Return every line below exactly as written.
(Supplied data begins)
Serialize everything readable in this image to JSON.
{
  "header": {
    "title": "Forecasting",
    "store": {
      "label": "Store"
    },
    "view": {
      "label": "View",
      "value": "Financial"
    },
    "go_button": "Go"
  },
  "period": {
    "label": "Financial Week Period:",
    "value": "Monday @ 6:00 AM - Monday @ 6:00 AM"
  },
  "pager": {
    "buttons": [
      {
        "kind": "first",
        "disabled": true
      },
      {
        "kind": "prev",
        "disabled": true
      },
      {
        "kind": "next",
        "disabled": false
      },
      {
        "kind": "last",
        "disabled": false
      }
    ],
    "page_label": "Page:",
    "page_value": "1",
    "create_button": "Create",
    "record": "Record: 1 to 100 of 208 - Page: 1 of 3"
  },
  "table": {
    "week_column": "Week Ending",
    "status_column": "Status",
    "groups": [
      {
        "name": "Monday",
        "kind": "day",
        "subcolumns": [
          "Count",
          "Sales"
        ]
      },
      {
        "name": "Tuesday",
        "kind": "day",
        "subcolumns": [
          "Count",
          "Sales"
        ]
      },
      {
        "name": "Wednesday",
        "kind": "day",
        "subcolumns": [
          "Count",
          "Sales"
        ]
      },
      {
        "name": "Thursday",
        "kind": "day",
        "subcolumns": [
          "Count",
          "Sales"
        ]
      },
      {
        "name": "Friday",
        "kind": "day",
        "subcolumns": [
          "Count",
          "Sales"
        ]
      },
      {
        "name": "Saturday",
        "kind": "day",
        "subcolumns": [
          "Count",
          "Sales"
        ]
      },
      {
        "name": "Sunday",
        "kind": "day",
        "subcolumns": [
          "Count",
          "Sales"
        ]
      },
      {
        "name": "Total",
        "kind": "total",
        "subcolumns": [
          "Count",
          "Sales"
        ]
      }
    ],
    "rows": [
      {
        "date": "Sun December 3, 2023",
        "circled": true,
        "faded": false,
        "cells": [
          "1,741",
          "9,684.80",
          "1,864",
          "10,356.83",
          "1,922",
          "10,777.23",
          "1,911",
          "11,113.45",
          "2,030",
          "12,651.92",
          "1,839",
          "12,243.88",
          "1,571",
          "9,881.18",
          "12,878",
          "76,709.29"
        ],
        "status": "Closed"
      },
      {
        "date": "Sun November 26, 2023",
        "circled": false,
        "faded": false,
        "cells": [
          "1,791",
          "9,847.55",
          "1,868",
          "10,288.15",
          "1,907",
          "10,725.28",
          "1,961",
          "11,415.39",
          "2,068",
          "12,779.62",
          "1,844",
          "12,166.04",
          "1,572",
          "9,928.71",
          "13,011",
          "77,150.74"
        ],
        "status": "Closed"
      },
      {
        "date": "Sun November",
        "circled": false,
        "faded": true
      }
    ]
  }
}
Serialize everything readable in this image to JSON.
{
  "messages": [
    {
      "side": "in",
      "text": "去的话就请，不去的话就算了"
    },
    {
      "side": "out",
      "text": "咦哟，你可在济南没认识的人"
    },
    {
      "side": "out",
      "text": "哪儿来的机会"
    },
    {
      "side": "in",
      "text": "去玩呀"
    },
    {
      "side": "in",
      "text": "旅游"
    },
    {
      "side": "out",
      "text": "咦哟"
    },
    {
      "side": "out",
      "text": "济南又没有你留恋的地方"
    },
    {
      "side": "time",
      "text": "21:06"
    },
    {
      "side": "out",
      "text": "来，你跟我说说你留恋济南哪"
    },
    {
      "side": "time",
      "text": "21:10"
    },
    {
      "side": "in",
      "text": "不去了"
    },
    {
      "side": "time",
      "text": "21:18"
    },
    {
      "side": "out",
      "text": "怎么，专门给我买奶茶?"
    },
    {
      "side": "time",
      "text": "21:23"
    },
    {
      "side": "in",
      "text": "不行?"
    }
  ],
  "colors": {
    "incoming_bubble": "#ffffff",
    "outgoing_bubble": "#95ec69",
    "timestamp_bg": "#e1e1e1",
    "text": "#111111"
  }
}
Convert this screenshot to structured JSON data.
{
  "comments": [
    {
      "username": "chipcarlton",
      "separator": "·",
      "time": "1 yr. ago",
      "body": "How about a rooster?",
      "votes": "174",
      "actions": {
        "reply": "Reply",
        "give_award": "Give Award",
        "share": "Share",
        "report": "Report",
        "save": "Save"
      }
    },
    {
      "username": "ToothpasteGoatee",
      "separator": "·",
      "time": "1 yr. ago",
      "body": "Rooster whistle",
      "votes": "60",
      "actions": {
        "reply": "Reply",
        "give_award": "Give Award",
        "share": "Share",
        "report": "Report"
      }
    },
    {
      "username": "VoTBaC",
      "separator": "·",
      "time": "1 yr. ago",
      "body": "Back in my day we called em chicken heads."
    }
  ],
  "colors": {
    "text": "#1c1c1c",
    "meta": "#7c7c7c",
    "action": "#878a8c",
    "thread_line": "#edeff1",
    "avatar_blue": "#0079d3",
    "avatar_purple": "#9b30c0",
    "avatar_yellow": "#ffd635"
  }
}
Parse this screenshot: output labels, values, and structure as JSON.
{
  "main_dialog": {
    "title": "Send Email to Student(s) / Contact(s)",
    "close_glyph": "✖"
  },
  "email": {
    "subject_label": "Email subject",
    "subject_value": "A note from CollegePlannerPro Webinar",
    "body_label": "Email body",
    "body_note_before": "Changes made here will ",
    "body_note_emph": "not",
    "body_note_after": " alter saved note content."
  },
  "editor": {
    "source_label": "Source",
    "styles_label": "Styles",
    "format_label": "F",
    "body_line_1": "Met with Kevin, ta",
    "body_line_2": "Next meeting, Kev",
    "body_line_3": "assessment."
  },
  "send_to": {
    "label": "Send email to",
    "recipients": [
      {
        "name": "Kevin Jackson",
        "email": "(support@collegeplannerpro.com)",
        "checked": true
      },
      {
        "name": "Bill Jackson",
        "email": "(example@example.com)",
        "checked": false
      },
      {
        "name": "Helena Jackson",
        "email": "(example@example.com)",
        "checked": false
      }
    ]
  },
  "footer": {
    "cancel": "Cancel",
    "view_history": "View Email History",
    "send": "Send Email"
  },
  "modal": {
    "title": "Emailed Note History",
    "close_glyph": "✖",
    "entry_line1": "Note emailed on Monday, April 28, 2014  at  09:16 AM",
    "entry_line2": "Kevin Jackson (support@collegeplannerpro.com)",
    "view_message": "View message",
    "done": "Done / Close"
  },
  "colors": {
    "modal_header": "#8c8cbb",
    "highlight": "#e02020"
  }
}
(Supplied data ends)
• [Answer to this problem]:
Serialize everything readable in this image to JSON.
{
  "header": {
    "title": "Forecasting",
    "store": {
      "label": "Store"
    },
    "view": {
      "label": "View",
      "value": "Financial"
    },
    "go_button": "Go"
  },
  "period": {
    "label": "Financial Week Period:",
    "value": "Monday @ 6:00 AM - Monday @ 6:00 AM"
  },
  "pager": {
    "buttons": [
      {
        "kind": "first",
        "disabled": true
      },
      {
        "kind": "prev",
        "disabled": true
      },
      {
        "kind": "next",
        "disabled": false
      },
      {
        "kind": "last",
        "disabled": false
      }
    ],
    "page_label": "Page:",
    "page_value": "1",
    "create_button": "Create",
    "record": "Record: 1 to 100 of 208 - Page: 1 of 3"
  },
  "table": {
    "week_column": "Week Ending",
    "status_column": "Status",
    "groups": [
      {
        "name": "Monday",
        "kind": "day",
        "subcolumns": [
          "Count",
          "Sales"
        ]
      },
      {
        "name": "Tuesday",
        "kind": "day",
        "subcolumns": [
          "Count",
          "Sales"
        ]
      },
      {
        "name": "Wednesday",
        "kind": "day",
        "subcolumns": [
          "Count",
          "Sales"
        ]
      },
      {
        "name": "Thursday",
        "kind": "day",
        "subcolumns": [
          "Count",
          "Sales"
        ]
      },
      {
        "name": "Friday",
        "kind": "day",
        "subcolumns": [
          "Count",
          "Sales"
        ]
      },
      {
        "name": "Saturday",
        "kind": "day",
        "subcolumns": [
          "Count",
          "Sales"
        ]
      },
      {
        "name": "Sunday",
        "kind": "day",
        "subcolumns": [
          "Count",
          "Sales"
        ]
      },
      {
        "name": "Total",
        "kind": "total",
        "subcolumns": [
          "Count",
          "Sales"
        ]
      }
    ],
    "rows": [
      {
        "date": "Sun December 3, 2023",
        "circled": true,
        "faded": false,
        "cells": [
          "1,741",
          "9,684.80",
          "1,864",
          "10,356.83",
          "1,922",
          "10,777.23",
          "1,911",
          "11,113.45",
          "2,030",
          "12,651.92",
          "1,839",
          "12,243.88",
          "1,571",
          "9,881.18",
          "12,878",
          "76,709.29"
        ],
        "status": "Closed"
      },
      {
        "date": "Sun November 26, 2023",
        "circled": false,
        "faded": false,
        "cells": [
          "1,791",
          "9,847.55",
          "1,868",
          "10,288.15",
          "1,907",
          "10,725.28",
          "1,961",
          "11,415.39",
          "2,068",
          "12,779.62",
          "1,844",
          "12,166.04",
          "1,572",
          "9,928.71",
          "13,011",
          "77,150.74"
        ],
        "status": "Closed"
      },
      {
        "date": "Sun November",
        "circled": false,
        "faded": true
      }
    ]
  }
}
Serialize everything readable in this image to JSON.
{
  "messages": [
    {
      "side": "in",
      "text": "去的话就请，不去的话就算了"
    },
    {
      "side": "out",
      "text": "咦哟，你可在济南没认识的人"
    },
    {
      "side": "out",
      "text": "哪儿来的机会"
    },
    {
      "side": "in",
      "text": "去玩呀"
    },
    {
      "side": "in",
      "text": "旅游"
    },
    {
      "side": "out",
      "text": "咦哟"
    },
    {
      "side": "out",
      "text": "济南又没有你留恋的地方"
    },
    {
      "side": "time",
      "text": "21:06"
    },
    {
      "side": "out",
      "text": "来，你跟我说说你留恋济南哪"
    },
    {
      "side": "time",
      "text": "21:10"
    },
    {
      "side": "in",
      "text": "不去了"
    },
    {
      "side": "time",
      "text": "21:18"
    },
    {
      "side": "out",
      "text": "怎么，专门给我买奶茶?"
    },
    {
      "side": "time",
      "text": "21:23"
    },
    {
      "side": "in",
      "text": "不行?"
    }
  ],
  "colors": {
    "incoming_bubble": "#ffffff",
    "outgoing_bubble": "#95ec69",
    "timestamp_bg": "#e1e1e1",
    "text": "#111111"
  }
}
Convert this screenshot to structured JSON data.
{
  "comments": [
    {
      "username": "chipcarlton",
      "separator": "·",
      "time": "1 yr. ago",
      "body": "How about a rooster?",
      "votes": "174",
      "actions": {
        "reply": "Reply",
        "give_award": "Give Award",
        "share": "Share",
        "report": "Report",
        "save": "Save"
      }
    },
    {
      "username": "ToothpasteGoatee",
      "separator": "·",
      "time": "1 yr. ago",
      "body": "Rooster whistle",
      "votes": "60",
      "actions": {
        "reply": "Reply",
        "give_award": "Give Award",
        "share": "Share",
        "report": "Report"
      }
    },
    {
      "username": "VoTBaC",
      "separator": "·",
      "time": "1 yr. ago",
      "body": "Back in my day we called em chicken heads."
    }
  ],
  "colors": {
    "text": "#1c1c1c",
    "meta": "#7c7c7c",
    "action": "#878a8c",
    "thread_line": "#edeff1",
    "avatar_blue": "#0079d3",
    "avatar_purple": "#9b30c0",
    "avatar_yellow": "#ffd635"
  }
}
Parse this screenshot: output labels, values, and structure as JSON.
{
  "main_dialog": {
    "title": "Send Email to Student(s) / Contact(s)",
    "close_glyph": "✖"
  },
  "email": {
    "subject_label": "Email subject",
    "subject_value": "A note from CollegePlannerPro Webinar",
    "body_label": "Email body",
    "body_note_before": "Changes made here will ",
    "body_note_emph": "not",
    "body_note_after": " alter saved note content."
  },
  "editor": {
    "source_label": "Source",
    "styles_label": "Styles",
    "format_label": "F",
    "body_line_1": "Met with Kevin, ta",
    "body_line_2": "Next meeting, Kev",
    "body_line_3": "assessment."
  },
  "send_to": {
    "label": "Send email to",
    "recipients": [
      {
        "name": "Kevin Jackson",
        "email": "(support@collegeplannerpro.com)",
        "checked": true
      },
      {
        "name": "Bill Jackson",
        "email": "(example@example.com)",
        "checked": false
      },
      {
        "name": "Helena Jackson",
        "email": "(example@example.com)",
        "checked": false
      }
    ]
  },
  "footer": {
    "cancel": "Cancel",
    "view_history": "View Email History",
    "send": "Send Email"
  },
  "modal": {
    "title": "Emailed Note History",
    "close_glyph": "✖",
    "entry_line1": "Note emailed on Monday, April 28, 2014  at  09:16 AM",
    "entry_line2": "Kevin Jackson (support@collegeplannerpro.com)",
    "view_message": "View message",
    "done": "Done / Close"
  },
  "colors": {
    "modal_header": "#8c8cbb",
    "highlight": "#e02020"
  }
}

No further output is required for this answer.